Items listed in a dataset:

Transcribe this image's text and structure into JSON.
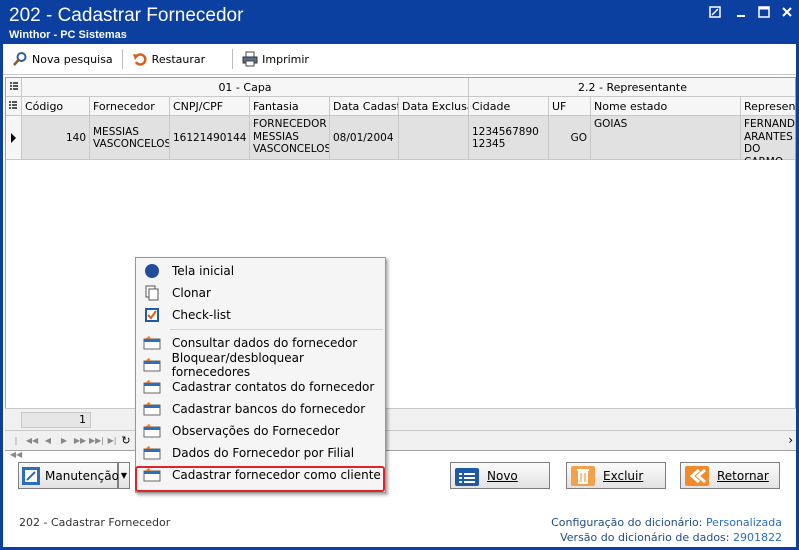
{
  "window": {
    "title": "202 - Cadastrar  Fornecedor",
    "subtitle": "Winthor - PC Sistemas"
  },
  "toolbar": {
    "search_label": "Nova pesquisa",
    "restore_label": "Restaurar",
    "print_label": "Imprimir"
  },
  "grid": {
    "bands": [
      {
        "label": "01 - Capa"
      },
      {
        "label": "2.2 - Representante"
      }
    ],
    "columns": [
      "Código",
      "Fornecedor",
      "CNPJ/CPF",
      "Fantasia",
      "Data Cadastro",
      "Data Exclusão",
      "Cidade",
      "UF",
      "Nome estado",
      "Representante"
    ],
    "rows": [
      {
        "codigo": "140",
        "fornecedor": "MESSIAS VASCONCELOS",
        "cnpj": "16121490144",
        "fantasia": "FORNECEDOR MESSIAS VASCONCELOS",
        "data_cadastro": "08/01/2004",
        "data_exclusao": "",
        "cidade": "123456789012345",
        "uf": "GO",
        "nome_estado": "GOIAS",
        "representante": "FERNANDO ARANTES DO CARMO"
      }
    ]
  },
  "statusbar": {
    "page_value": "1"
  },
  "context_menu": {
    "items": [
      {
        "label": "Tela inicial",
        "icon": "compass-icon"
      },
      {
        "label": "Clonar",
        "icon": "copy-icon"
      },
      {
        "label": "Check-list",
        "icon": "checkbox-icon"
      },
      {
        "label": "Consultar dados do fornecedor",
        "icon": "window-form-icon"
      },
      {
        "label": "Bloquear/desbloquear fornecedores",
        "icon": "window-form-icon"
      },
      {
        "label": "Cadastrar contatos do fornecedor",
        "icon": "window-form-icon"
      },
      {
        "label": "Cadastrar bancos do fornecedor",
        "icon": "window-form-icon"
      },
      {
        "label": "Observações do Fornecedor",
        "icon": "window-form-icon"
      },
      {
        "label": "Dados do Fornecedor por Filial",
        "icon": "window-form-icon"
      },
      {
        "label": "Cadastrar fornecedor como cliente",
        "icon": "window-form-icon"
      }
    ]
  },
  "buttons": {
    "manutencao": "Manutenção",
    "novo": "Novo",
    "excluir": "Excluir",
    "retornar": "Retornar"
  },
  "footer": {
    "left_text": "202 - Cadastrar  Fornecedor",
    "config_label": "Configuração do dicionário:",
    "config_value": "Personalizada",
    "version_label": "Versão do dicionário de dados:",
    "version_value": "2901822"
  },
  "colors": {
    "titlebar": "#0b3fa0",
    "highlight": "#e2232a",
    "selected_row": "#e1e1e1"
  }
}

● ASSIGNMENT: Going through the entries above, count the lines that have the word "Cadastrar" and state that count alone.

● REPLY TO THE EXERCISE: 5